Thursday, September 22, 2005

How do you measure Quality?

Quality is not a process, but a state. In order to achieve that state we need to follow a specific path. But, to follow a path would mean not to follow other paths. Conventionally, it is this rigidity that ensures the attainment of a defined standard of quality. So, in effect, to achieve quality, we must instill among ourselves a sense of purpose greater than that of merely finishing the task at hand to free ourselves for the next; to achieve, not just a state of completion, but, a state of satisfaction.

Having said that, it is interesting to note that a state has very little measure than its achievement! Hence most Quality Metrics aim at measuring our adherence to the defined path (Process). But, do retrospective measures prove effective in ensuring, if not enhancing, quality? Could we actually be looking at the whole problem the wrong way round?

I believe a direct measure of the reliability of the planning done to ensure the achievement of a desired state would be more effective than a measure of adherence. I do not intend to downplay Tracking, but adherence to a faulty plan would logically lead to an undesired if not faulty result! In short, the quality achieved at the end of an activity can only be reliably determined if the corresponding planning artifacts are reliable. The following example could give you a clearer view of this approach.

Assume a scenario where billing is effected on the basis of estimates (ASSUME!). It would naturally follow that teams would attempt to provide reliable estimates to guarantee steady billing. Such reliable estimates would automatically warrant a well-defined and accurate means of deriving the size of a project; such objective sizing would in turn demand a clearly defined scope; and the stress on effective Scoping would subsequently translate to better Requirement Specifications.

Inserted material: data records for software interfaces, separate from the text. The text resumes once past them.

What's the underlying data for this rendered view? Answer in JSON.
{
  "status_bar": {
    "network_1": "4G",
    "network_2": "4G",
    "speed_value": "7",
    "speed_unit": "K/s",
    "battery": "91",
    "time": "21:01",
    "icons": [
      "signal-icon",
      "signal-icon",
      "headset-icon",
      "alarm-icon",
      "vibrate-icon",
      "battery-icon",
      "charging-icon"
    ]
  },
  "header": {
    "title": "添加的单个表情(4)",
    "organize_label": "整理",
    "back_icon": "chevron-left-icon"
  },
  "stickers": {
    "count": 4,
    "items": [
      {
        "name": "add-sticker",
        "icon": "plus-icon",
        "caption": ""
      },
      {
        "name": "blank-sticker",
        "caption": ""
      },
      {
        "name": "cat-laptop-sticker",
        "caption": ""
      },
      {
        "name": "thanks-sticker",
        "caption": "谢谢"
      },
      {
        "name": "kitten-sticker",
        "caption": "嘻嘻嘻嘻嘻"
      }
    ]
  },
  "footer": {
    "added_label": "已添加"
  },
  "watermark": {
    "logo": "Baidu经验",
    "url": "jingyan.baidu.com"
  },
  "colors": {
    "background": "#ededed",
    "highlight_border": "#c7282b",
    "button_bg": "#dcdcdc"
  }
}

I know what you’re thinking; Teams will end up trying to bloat estimates while the client makes it a point to shrink them to their limit. But I believe that this very conflict could result in the creation of an objective and well-defined estimation model approved by both parties. Also, such an approach would enhance not only the reliability of estimates, but also adherence as any positive variance would go unbilled.